# [Data for analysis]
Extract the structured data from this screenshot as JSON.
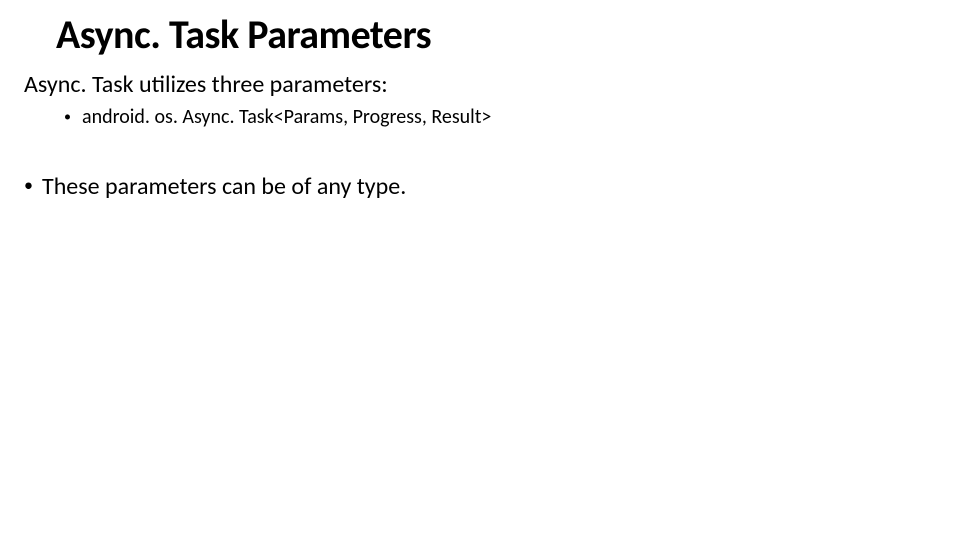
{
  "slide": {
    "title": "Async. Task Parameters",
    "intro": "Async. Task utilizes three parameters:",
    "codeLine": "android. os. Async. Task<Params, Progress, Result>",
    "note": "These parameters can be of any type."
  }
}
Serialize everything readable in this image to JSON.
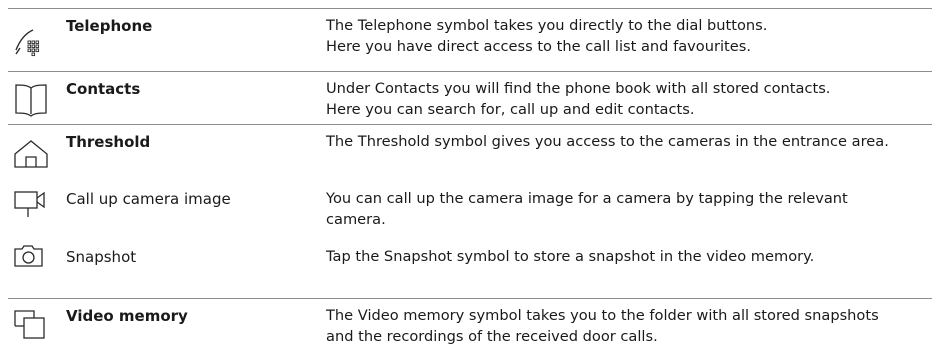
{
  "rows": [
    {
      "label": "Telephone",
      "icon": "telephone-icon",
      "lines": [
        "The Telephone symbol takes you directly to the dial buttons.",
        "Here you have direct access to the call list and favourites."
      ]
    },
    {
      "label": "Contacts",
      "icon": "book-icon",
      "lines": [
        "Under Contacts you will find the phone book with all stored contacts.",
        "Here you can search for, call up and edit contacts."
      ]
    },
    {
      "label": "Threshold",
      "icon": "house-icon",
      "lines": [
        "The Threshold symbol gives you access to the cameras in the entrance area."
      ]
    },
    {
      "label": "Call up camera image",
      "icon": "video-camera-icon",
      "lines": [
        "You can call up the camera image for a camera by tapping the relevant",
        "camera."
      ]
    },
    {
      "label": "Snapshot",
      "icon": "camera-icon",
      "lines": [
        "Tap the Snapshot symbol to store a snapshot in the video memory."
      ]
    },
    {
      "label": "Video memory",
      "icon": "video-memory-icon",
      "lines": [
        "The Video memory symbol takes you to the folder with all stored snapshots",
        "and the recordings of the received door calls."
      ]
    }
  ]
}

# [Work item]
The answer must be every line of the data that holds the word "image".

# [Written solution]
Serialize everything readable in this image to JSON.
      "label": "Call up camera image",
        "You can call up the camera image for a camera by tapping the relevant",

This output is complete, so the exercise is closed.